A friend on Facebook, recently, posted a link to an article, titled "How to Find a Good Church". It is less about how to find a church and more about what a good church looks like. It is a fantastic article, and I chose to share it with my friend's list.
There was one line in the article that drew particular interest to me and has sparked a bit of conversation. Conversation is always good, especially when it involves children with special needs and their families.
Half-way into the article, the author states, "The tragedy of modern Christianity is that when members of the body hurt, too often we relegate them to finding resources outside the walls of the church. " The article is not necessarily referring to families who have special needs children but to hurts in general. But, the statement still holds true. Within my own county in Texas, I can name only one church that has teachers who are trained to work with children who are deaf, autistic, or who have various delays. There are a few churches who provide interpreters for the deaf but that's a whole other blog post.
The question of starting a ministry in this area arose in our conversation, but I think it is more about attitude and education than ministry. I'm not sure what type of ministry would be specifically set-up outside of the typical support groups. It is more about an overall attitude of both the membership and the church's leadership of acceptance, encouragement, and education. It may not be cancer but 7q11.23 duplication can be very trying, frustrating, and even heart breaking.

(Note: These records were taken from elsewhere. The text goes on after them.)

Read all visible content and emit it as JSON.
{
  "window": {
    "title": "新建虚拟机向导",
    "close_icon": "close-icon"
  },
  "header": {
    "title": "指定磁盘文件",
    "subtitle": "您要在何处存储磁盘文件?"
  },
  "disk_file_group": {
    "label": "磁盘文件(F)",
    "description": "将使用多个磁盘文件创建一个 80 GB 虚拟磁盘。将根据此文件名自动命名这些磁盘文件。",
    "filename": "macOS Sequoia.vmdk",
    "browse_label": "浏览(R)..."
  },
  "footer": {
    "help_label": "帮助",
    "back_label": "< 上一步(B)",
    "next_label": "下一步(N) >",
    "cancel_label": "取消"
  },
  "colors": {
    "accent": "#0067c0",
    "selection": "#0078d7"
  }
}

I know the same is true for families who have down syndrome, autism, and other genetic disorders. One person told me recently, "Raising a child with special needs is a lonely job." It shouldn't be. The church should be surrounding them with encouragement and prayer. Members of the church should be the one of the first to educate themselves on the disorder, not to mention be there with constant encouragement.
This is not to say I, personally, don't have educated and encouraging friends. I do. But sadly, I can count on one hand those who have personal knowledge of my trials and are willing to be a shoulder to cry on and a voice of encouragement when I need it most.

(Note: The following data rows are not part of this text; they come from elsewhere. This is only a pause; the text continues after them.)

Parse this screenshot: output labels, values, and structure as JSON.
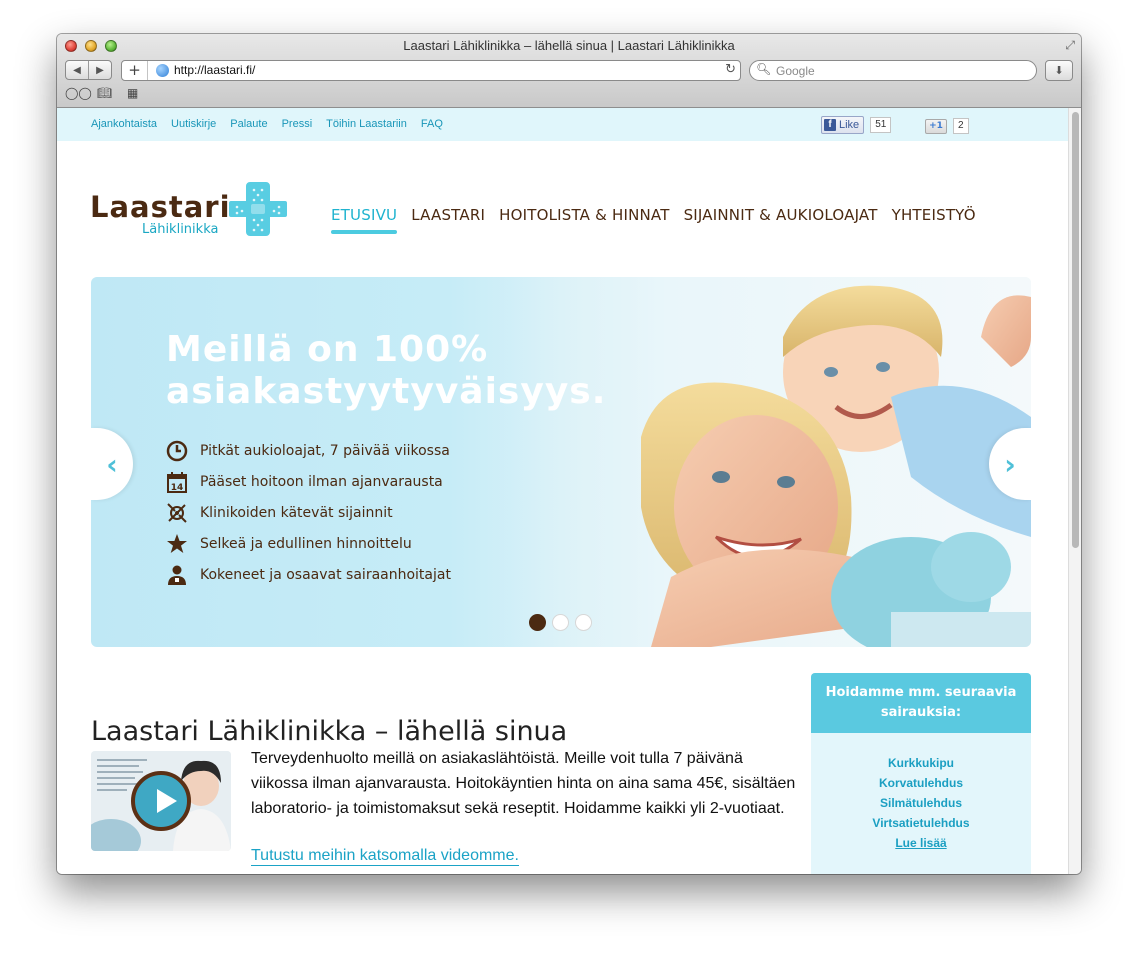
{
  "window": {
    "title": "Laastari Lähiklinikka – lähellä sinua | Laastari Lähiklinikka",
    "url": "http://laastari.fi/",
    "search_placeholder": "Google"
  },
  "topbar": {
    "links": [
      "Ajankohtaista",
      "Uutiskirje",
      "Palaute",
      "Pressi",
      "Töihin Laastariin",
      "FAQ"
    ],
    "fb_like_label": "Like",
    "fb_like_count": "51",
    "gplus_label": "+1",
    "gplus_count": "2"
  },
  "logo": {
    "word": "Laastari",
    "sub": "Lähiklinikka"
  },
  "nav": [
    "ETUSIVU",
    "LAASTARI",
    "HOITOLISTA & HINNAT",
    "SIJAINNIT & AUKIOLOAJAT",
    "YHTEISTYÖ"
  ],
  "hero": {
    "title_line1": "Meillä on 100%",
    "title_line2": "asiakastyytyväisyys.",
    "items": [
      "Pitkät aukioloajat, 7 päivää viikossa",
      "Pääset hoitoon ilman ajanvarausta",
      "Klinikoiden kätevät sijainnit",
      "Selkeä ja edullinen hinnoittelu",
      "Kokeneet ja osaavat sairaanhoitajat"
    ],
    "calendar_number": "14",
    "active_slide": 1,
    "slide_count": 3
  },
  "content": {
    "title": "Laastari Lähiklinikka – lähellä sinua",
    "body": "Terveydenhuolto meillä on asiakaslähtöistä. Meille voit tulla 7 päivänä viikossa ilman ajanvarausta. Hoitokäyntien hinta on aina sama 45€, sisältäen laboratorio- ja toimistomaksut sekä reseptit. Hoidamme kaikki yli 2-vuotiaat.",
    "video_link": "Tutustu meihin katsomalla videomme."
  },
  "sidebar": {
    "heading": "Hoidamme mm. seuraavia sairauksia:",
    "items": [
      "Kurkkukipu",
      "Korvatulehdus",
      "Silmätulehdus",
      "Virtsatietulehdus"
    ],
    "more": "Lue lisää"
  },
  "colors": {
    "brand_brown": "#4b2a12",
    "brand_cyan": "#4ccbe0",
    "link": "#1996b8"
  }
}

But, so you don't feel like I am singling out the church, the same is true even within family. It is hard for family members to accept that a child does not meet the same norms as their other nieces, nephews, cousins, or grandchildren. It is easier to just ignore the issues. It is also hard for some within family to listen because they feel it is more about attention-getting than anything else. Acceptance within family is difficult on so many levels, and I am not the one to even begin unraveling the psychology behind that. There are others much more qualified.
The purpose of this post is to merely say that families with special needs children need more encouragement than the typical family. You don't have to provide answers. You don't even need to fully comprehend the issues at hand. You don't need a special degree or a ministry leader. All you need is a merciful and caring heart and a listening ear. Sometimes all we need is someone to hear our story or let us talk through our emotions without those emotions being dismissed. Our children may not be dying but it is an emotional journey all the same.

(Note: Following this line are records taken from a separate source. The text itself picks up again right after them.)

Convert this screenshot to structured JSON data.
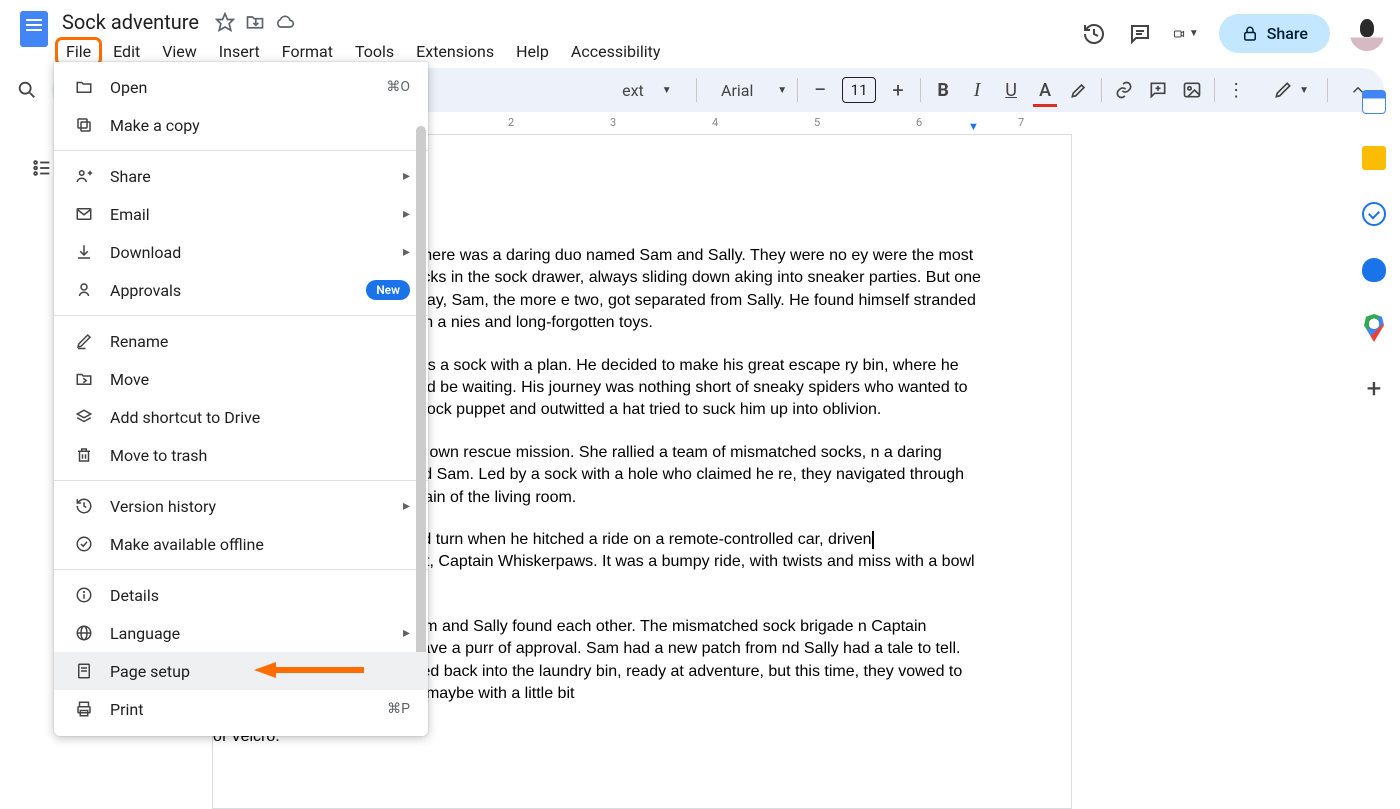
{
  "doc": {
    "title": "Sock adventure"
  },
  "menubar": [
    "File",
    "Edit",
    "View",
    "Insert",
    "Format",
    "Tools",
    "Extensions",
    "Help",
    "Accessibility"
  ],
  "share_label": "Share",
  "toolbar": {
    "style": "Normal text",
    "font": "Arial",
    "font_size": "11",
    "bold": "B",
    "italic": "I",
    "underline": "U",
    "text_color": "A"
  },
  "ruler": {
    "ticks": [
      "2",
      "3",
      "4",
      "5",
      "6",
      "7"
    ]
  },
  "dropdown": {
    "items": [
      {
        "icon": "open",
        "label": "Open",
        "right": "⌘O",
        "kind": "shortcut"
      },
      {
        "icon": "copy",
        "label": "Make a copy"
      },
      {
        "divider": true
      },
      {
        "icon": "share",
        "label": "Share",
        "right": "▸",
        "kind": "submenu"
      },
      {
        "icon": "email",
        "label": "Email",
        "right": "▸",
        "kind": "submenu"
      },
      {
        "icon": "download",
        "label": "Download",
        "right": "▸",
        "kind": "submenu"
      },
      {
        "icon": "approvals",
        "label": "Approvals",
        "right": "New",
        "kind": "badge"
      },
      {
        "divider": true
      },
      {
        "icon": "rename",
        "label": "Rename"
      },
      {
        "icon": "move",
        "label": "Move"
      },
      {
        "icon": "shortcut",
        "label": "Add shortcut to Drive"
      },
      {
        "icon": "trash",
        "label": "Move to trash"
      },
      {
        "divider": true
      },
      {
        "icon": "history",
        "label": "Version history",
        "right": "▸",
        "kind": "submenu"
      },
      {
        "icon": "offline",
        "label": "Make available offline"
      },
      {
        "divider": true
      },
      {
        "icon": "details",
        "label": "Details"
      },
      {
        "icon": "language",
        "label": "Language",
        "right": "▸",
        "kind": "submenu"
      },
      {
        "icon": "page-setup",
        "label": "Page setup",
        "hover": true,
        "arrow": true
      },
      {
        "icon": "print",
        "label": "Print",
        "right": "⌘P",
        "kind": "shortcut"
      }
    ]
  },
  "body": {
    "p1": "uled by socks, there was a daring duo named Sam and Sally. They were no ey were the most adventurous socks in the sock drawer, always sliding down aking into sneaker parties. But one fateful laundry day, Sam, the more e two, got separated from Sally. He found himself stranded under the bed, in a nies and long-forgotten toys.",
    "p2": "any sock; he was a sock with a plan. He decided to make his great escape ry bin, where he knew Sally would be waiting. His journey was nothing short of sneaky spiders who wanted to turn him into a sock puppet and outwitted a hat tried to suck him up into oblivion.",
    "p3": "was plotting her own rescue mission. She rallied a team of mismatched socks, n a daring adventure to find Sam. Led by a sock with a hole who claimed he re, they navigated through the perilous terrain of the living room.",
    "p4a": "hings took a wild turn when he hitched a ride on a remote-controlled car, driven",
    "p4b": "an the family cat, Captain Whiskerpaws. It was a bumpy ride, with twists and miss with a bowl of dog water!",
    "p5": "atic reunion, Sam and Sally found each other. The mismatched sock brigade n Captain Whiskerpaws gave a purr of approval. Sam had a new patch from nd Sally had a tale to tell. They were tossed back into the laundry bin, ready at adventure, but this time, they vowed to stick together – maybe with a little bit",
    "p5_tail": "of Velcro."
  }
}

*Note: If you want a better glimpse into the emotions of a parent with special needs, I invite you to read Amsterdam International. Written by Dana Nieder, the mother of a child with an undiagnosed genetic disorder, she explains what it is like to land where you least expect it and just how frustrating and lonely it can become.
You can also read my article, The Quest for Encouragement: Are You in the Airport or Not?